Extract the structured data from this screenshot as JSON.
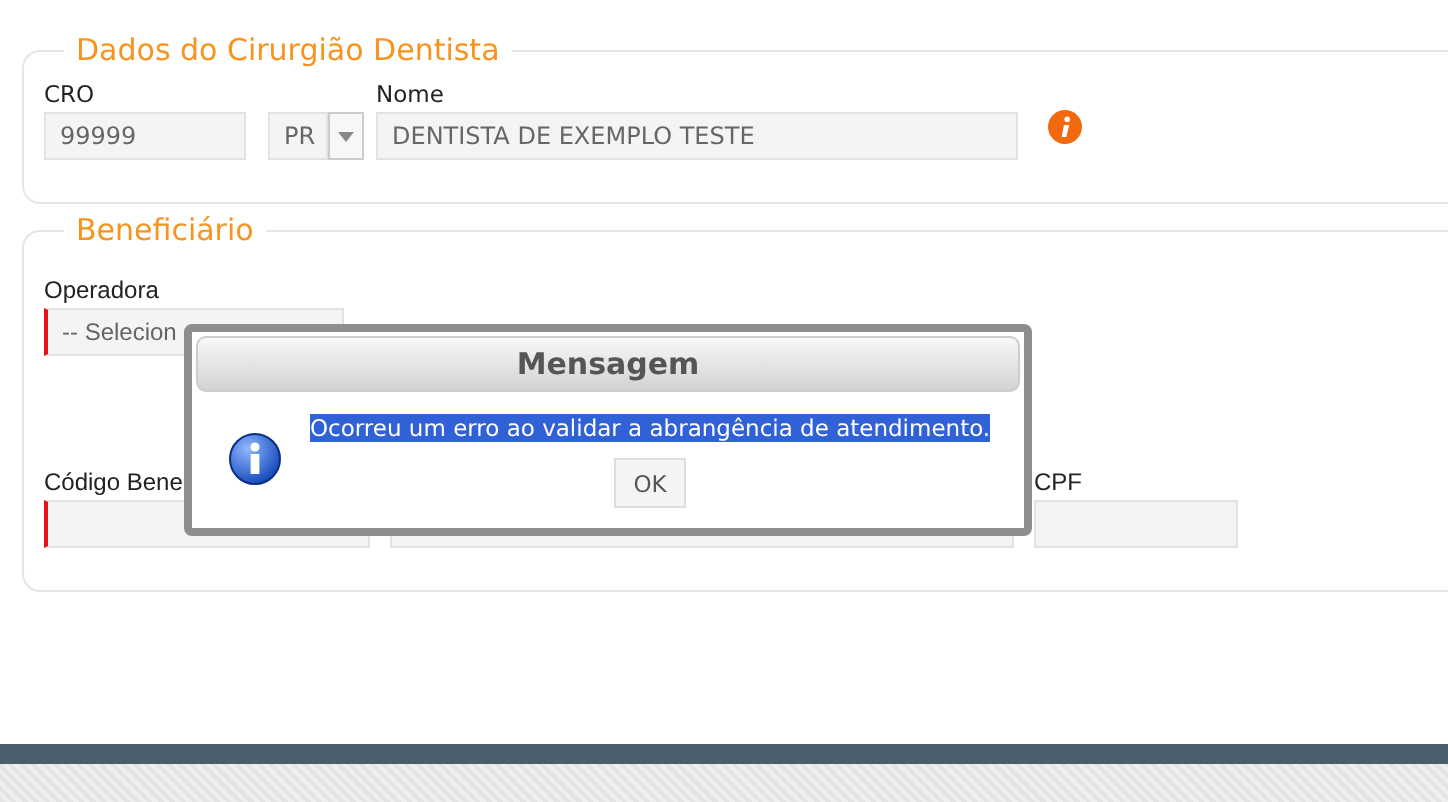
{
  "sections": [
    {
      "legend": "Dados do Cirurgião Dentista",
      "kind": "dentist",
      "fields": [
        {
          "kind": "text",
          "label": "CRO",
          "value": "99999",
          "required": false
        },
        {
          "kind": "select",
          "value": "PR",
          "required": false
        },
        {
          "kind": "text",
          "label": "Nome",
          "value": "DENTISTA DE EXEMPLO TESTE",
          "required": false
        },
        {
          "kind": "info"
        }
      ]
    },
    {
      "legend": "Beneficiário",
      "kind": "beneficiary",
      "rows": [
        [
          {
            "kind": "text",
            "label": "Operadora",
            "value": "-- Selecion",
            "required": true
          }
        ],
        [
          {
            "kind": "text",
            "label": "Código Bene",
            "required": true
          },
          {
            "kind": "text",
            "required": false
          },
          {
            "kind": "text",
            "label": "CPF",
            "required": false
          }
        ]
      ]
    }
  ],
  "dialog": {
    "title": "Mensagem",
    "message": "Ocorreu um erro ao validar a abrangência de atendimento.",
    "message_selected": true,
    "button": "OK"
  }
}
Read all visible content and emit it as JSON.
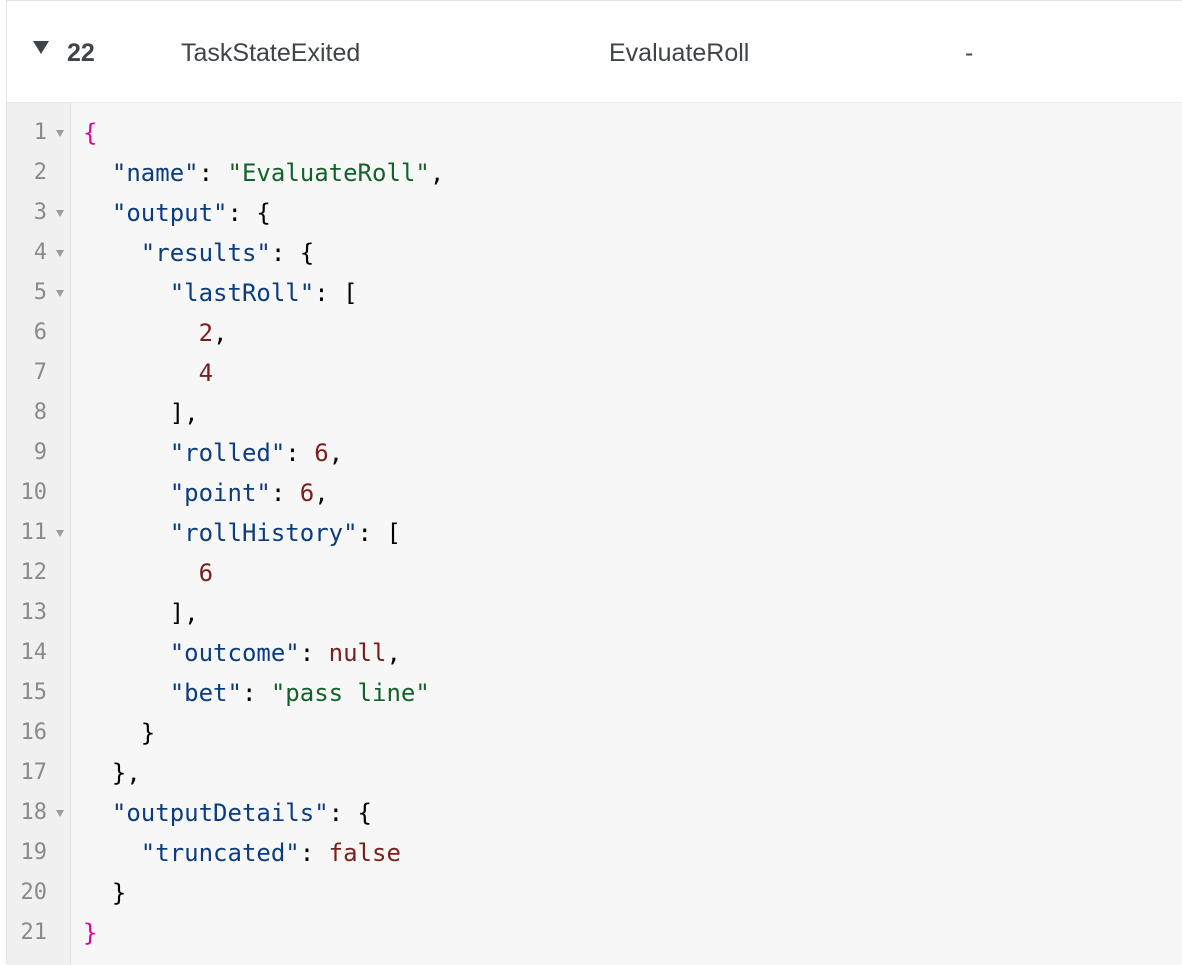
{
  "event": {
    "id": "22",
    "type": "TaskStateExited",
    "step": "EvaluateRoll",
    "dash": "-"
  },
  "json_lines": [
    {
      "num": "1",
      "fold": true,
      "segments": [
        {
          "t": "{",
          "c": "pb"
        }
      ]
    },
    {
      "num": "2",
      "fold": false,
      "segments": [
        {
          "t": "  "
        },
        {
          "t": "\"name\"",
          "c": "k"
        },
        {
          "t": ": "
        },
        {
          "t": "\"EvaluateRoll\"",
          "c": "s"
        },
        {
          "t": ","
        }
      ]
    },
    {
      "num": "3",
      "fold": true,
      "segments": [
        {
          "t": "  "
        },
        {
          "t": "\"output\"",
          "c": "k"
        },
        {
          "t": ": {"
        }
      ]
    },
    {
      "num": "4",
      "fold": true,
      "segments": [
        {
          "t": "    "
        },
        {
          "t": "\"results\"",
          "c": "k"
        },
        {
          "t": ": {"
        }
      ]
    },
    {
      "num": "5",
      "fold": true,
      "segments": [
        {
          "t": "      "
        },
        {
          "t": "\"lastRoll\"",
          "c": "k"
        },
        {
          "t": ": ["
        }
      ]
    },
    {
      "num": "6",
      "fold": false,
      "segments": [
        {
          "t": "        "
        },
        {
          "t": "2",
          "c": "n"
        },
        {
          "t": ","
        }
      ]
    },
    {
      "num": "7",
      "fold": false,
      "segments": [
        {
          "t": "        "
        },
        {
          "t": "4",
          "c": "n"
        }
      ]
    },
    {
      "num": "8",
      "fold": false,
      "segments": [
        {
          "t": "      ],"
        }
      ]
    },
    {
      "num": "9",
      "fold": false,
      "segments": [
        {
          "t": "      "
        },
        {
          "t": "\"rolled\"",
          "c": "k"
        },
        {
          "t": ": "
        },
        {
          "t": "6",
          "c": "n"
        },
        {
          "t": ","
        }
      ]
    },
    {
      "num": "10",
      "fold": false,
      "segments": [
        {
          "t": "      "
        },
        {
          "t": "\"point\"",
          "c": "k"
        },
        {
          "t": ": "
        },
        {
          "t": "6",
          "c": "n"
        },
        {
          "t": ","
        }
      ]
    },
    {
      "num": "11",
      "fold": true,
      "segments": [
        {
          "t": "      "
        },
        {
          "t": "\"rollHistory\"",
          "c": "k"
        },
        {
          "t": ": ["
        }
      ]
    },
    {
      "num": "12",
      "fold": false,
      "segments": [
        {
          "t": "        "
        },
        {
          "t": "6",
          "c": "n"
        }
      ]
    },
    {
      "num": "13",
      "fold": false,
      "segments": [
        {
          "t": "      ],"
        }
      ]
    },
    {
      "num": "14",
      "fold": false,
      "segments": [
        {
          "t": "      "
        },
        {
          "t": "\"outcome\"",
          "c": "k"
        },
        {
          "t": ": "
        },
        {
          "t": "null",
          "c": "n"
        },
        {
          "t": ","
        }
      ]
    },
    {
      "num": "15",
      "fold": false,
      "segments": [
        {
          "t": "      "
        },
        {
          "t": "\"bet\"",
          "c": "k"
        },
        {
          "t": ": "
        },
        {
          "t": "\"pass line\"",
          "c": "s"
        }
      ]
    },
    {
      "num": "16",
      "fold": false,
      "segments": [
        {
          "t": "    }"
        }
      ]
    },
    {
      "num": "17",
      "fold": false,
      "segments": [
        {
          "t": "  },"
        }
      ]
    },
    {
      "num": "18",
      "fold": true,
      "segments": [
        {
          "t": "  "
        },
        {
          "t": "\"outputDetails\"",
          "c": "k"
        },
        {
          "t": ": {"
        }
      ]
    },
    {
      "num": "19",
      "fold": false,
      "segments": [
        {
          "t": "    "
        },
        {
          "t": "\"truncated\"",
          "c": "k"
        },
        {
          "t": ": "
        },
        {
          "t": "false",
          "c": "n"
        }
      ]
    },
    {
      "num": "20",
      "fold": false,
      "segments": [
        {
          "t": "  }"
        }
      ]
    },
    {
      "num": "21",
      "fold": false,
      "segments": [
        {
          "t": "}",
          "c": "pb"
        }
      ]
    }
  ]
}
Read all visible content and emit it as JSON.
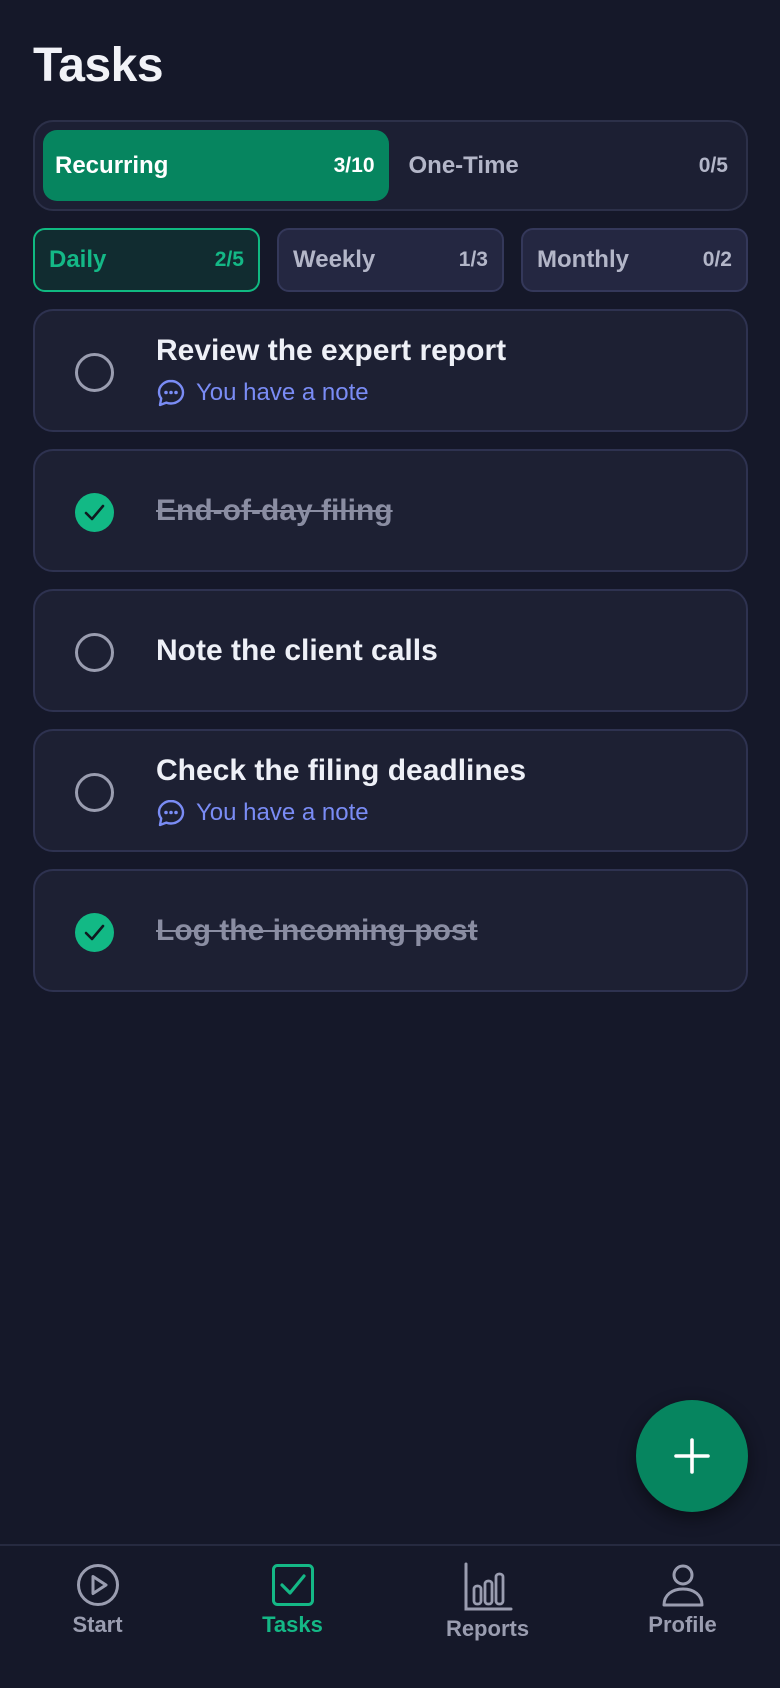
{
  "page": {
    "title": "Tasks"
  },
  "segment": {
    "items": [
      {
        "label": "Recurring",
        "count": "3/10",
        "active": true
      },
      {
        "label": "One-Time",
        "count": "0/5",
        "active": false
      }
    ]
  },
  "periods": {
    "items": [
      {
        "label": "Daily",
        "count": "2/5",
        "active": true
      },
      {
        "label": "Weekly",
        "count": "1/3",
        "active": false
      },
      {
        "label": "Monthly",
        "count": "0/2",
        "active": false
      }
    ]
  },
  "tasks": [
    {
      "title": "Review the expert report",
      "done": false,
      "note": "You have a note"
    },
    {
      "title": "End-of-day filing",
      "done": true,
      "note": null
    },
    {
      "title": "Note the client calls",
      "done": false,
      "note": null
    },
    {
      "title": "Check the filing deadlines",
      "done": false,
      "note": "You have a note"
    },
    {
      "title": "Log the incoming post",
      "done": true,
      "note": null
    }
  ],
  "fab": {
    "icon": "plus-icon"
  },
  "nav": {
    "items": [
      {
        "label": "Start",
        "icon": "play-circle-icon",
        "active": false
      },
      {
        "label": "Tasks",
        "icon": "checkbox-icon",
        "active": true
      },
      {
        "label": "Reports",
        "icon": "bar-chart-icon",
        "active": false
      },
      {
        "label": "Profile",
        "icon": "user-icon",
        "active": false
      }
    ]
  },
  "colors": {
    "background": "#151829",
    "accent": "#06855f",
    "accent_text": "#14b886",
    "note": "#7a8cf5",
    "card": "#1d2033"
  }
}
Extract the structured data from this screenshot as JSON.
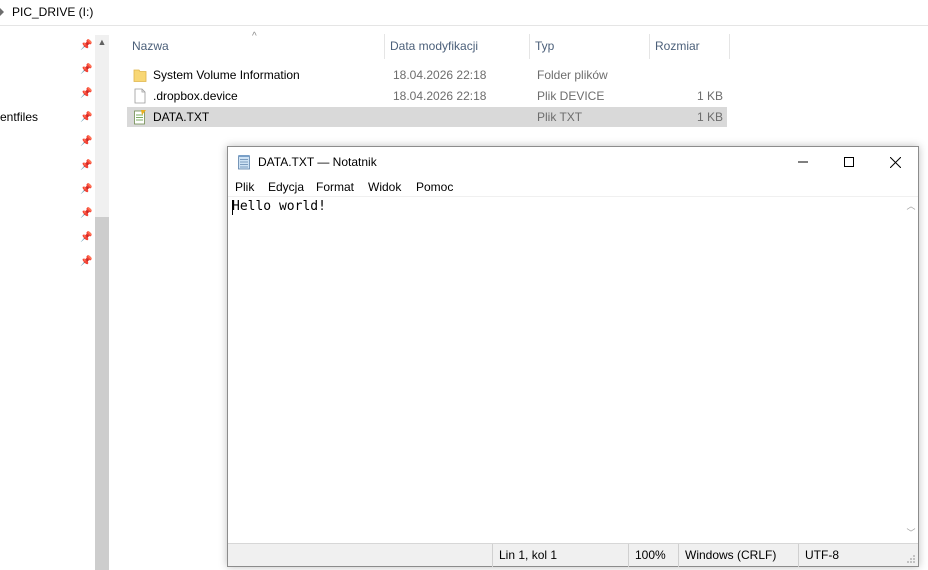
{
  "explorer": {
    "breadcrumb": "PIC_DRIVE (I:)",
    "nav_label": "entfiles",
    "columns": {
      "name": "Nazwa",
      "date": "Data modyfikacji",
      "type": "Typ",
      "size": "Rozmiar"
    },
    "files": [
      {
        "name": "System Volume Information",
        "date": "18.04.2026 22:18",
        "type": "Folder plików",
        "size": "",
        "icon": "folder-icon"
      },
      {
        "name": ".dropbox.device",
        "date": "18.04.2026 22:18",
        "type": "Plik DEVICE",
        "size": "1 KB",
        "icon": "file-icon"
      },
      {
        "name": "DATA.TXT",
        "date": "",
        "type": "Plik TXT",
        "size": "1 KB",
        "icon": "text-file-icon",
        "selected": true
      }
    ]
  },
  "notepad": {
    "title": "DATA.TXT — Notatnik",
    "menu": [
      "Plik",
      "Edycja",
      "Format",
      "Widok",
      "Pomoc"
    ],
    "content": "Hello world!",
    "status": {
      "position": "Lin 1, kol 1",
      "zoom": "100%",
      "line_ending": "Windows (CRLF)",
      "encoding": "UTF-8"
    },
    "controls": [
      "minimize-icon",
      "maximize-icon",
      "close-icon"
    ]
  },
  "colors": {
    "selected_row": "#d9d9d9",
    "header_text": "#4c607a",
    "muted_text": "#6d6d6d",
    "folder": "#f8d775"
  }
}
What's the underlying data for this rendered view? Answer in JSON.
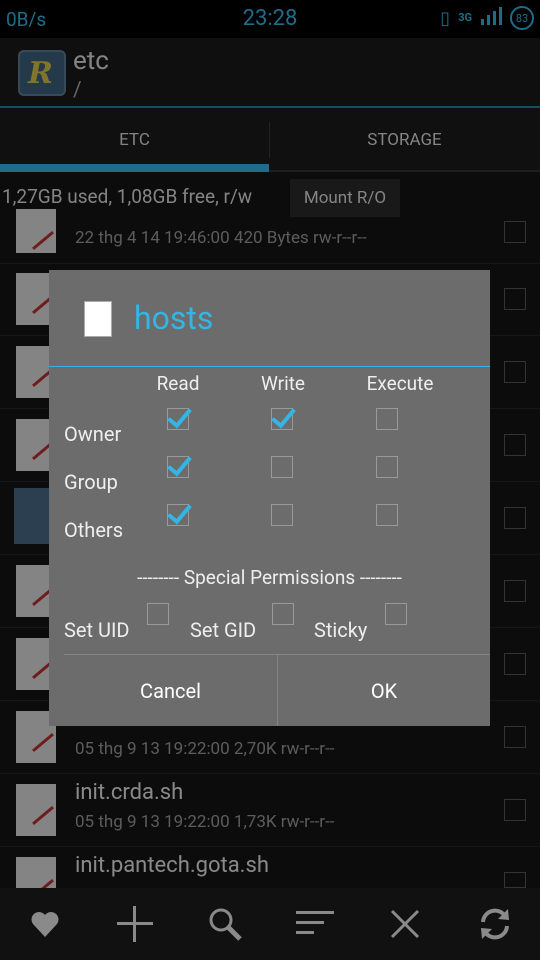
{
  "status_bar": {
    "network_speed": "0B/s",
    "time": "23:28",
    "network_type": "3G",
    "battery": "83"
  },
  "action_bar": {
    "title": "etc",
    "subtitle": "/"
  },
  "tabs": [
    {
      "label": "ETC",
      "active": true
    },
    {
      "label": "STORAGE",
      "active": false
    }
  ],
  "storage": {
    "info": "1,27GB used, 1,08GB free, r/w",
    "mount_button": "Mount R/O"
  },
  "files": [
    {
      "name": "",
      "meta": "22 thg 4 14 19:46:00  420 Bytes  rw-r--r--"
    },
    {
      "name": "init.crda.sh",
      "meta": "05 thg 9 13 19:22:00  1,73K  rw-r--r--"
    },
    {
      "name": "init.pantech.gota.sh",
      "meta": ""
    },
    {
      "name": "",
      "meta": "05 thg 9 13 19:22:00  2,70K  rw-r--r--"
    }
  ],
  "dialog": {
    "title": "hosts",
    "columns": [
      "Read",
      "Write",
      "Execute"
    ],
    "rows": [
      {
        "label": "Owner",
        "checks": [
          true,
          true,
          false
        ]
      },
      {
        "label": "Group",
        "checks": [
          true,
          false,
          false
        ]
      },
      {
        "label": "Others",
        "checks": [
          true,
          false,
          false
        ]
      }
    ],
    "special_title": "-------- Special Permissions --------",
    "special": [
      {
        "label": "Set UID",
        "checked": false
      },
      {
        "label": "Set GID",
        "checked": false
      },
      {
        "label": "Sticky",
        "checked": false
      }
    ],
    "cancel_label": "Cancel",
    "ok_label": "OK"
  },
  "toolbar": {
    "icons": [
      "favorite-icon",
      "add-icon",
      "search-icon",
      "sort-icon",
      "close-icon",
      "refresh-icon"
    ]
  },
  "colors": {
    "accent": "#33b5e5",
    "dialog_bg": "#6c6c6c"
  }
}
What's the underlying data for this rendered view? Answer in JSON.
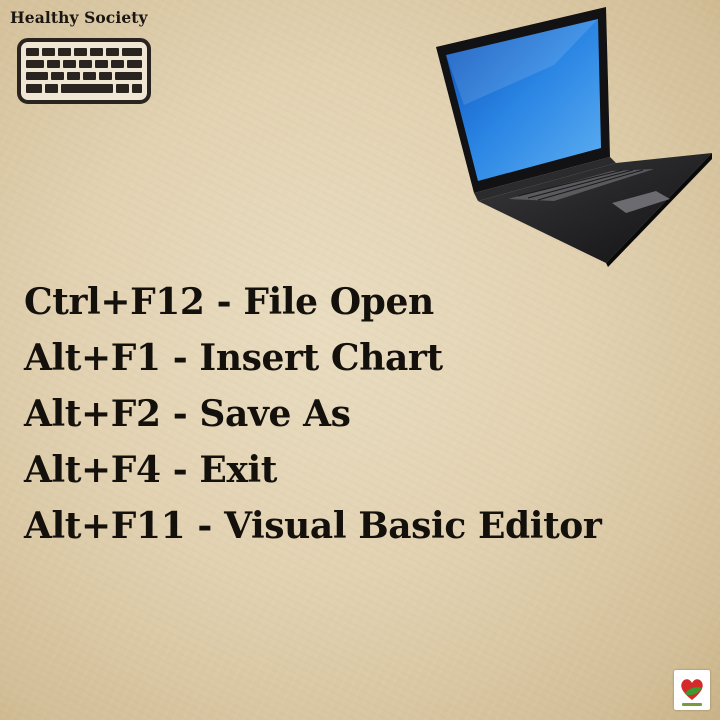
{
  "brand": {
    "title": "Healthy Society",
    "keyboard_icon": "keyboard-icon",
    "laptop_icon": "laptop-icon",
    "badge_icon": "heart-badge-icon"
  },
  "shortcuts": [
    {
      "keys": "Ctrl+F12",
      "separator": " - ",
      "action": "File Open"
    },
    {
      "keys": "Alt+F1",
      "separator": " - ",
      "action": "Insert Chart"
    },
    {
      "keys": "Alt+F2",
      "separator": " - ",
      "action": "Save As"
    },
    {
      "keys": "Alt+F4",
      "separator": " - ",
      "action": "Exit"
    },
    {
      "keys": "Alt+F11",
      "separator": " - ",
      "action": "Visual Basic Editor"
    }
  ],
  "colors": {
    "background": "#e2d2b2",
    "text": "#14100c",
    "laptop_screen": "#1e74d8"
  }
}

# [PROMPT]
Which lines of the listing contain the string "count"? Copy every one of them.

# [RESULT OF THE EXERCISE]
        "count": "3/10",
        "count": "0/5",
        "count": "2/5",
        "count": "1/3",
        "count": "0/2",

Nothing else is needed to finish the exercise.